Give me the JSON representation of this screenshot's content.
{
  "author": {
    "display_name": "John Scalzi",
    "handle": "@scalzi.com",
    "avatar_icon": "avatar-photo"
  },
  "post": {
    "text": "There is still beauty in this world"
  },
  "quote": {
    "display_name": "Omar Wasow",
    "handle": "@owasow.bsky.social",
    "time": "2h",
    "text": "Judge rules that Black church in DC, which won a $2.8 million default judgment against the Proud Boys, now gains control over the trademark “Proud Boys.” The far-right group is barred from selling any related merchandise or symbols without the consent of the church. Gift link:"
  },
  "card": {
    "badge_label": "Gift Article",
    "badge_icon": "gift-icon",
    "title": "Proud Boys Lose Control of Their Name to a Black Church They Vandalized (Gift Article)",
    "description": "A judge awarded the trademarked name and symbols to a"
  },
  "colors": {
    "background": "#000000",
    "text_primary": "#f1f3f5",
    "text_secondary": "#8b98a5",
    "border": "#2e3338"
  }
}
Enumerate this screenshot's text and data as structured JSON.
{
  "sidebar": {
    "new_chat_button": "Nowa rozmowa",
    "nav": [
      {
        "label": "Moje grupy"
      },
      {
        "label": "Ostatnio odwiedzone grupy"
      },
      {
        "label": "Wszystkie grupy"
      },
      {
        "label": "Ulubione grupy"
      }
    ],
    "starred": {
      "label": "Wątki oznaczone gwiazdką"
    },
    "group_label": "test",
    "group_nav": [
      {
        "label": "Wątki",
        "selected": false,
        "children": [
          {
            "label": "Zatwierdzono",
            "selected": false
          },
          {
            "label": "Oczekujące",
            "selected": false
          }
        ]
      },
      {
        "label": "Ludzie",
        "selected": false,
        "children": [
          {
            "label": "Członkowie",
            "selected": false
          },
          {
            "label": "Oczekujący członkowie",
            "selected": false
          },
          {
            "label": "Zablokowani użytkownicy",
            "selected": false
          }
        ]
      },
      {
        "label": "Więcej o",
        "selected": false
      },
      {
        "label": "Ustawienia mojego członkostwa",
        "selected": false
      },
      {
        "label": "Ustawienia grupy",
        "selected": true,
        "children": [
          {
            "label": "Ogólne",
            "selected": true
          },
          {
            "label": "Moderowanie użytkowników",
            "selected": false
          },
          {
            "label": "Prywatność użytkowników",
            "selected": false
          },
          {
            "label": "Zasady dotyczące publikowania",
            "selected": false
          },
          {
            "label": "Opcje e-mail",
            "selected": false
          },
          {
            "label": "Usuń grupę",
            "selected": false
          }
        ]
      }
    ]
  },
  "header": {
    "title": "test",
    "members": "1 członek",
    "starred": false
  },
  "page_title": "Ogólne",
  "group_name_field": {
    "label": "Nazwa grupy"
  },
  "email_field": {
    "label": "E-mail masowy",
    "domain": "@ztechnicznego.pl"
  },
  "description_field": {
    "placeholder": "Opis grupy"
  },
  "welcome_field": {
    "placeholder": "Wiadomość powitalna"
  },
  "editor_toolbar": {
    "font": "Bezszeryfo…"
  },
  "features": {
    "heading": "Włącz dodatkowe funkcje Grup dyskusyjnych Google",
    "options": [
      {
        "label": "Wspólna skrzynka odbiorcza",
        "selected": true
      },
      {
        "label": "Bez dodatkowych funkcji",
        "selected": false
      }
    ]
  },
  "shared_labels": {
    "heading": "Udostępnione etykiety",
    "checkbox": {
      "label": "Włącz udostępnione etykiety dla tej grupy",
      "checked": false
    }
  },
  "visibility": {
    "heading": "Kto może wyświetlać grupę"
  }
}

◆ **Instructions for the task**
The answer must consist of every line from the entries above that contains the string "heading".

◆ **Solution**
    "heading": "Włącz dodatkowe funkcje Grup dyskusyjnych Google",
    "heading": "Udostępnione etykiety",
    "heading": "Kto może wyświetlać grupę"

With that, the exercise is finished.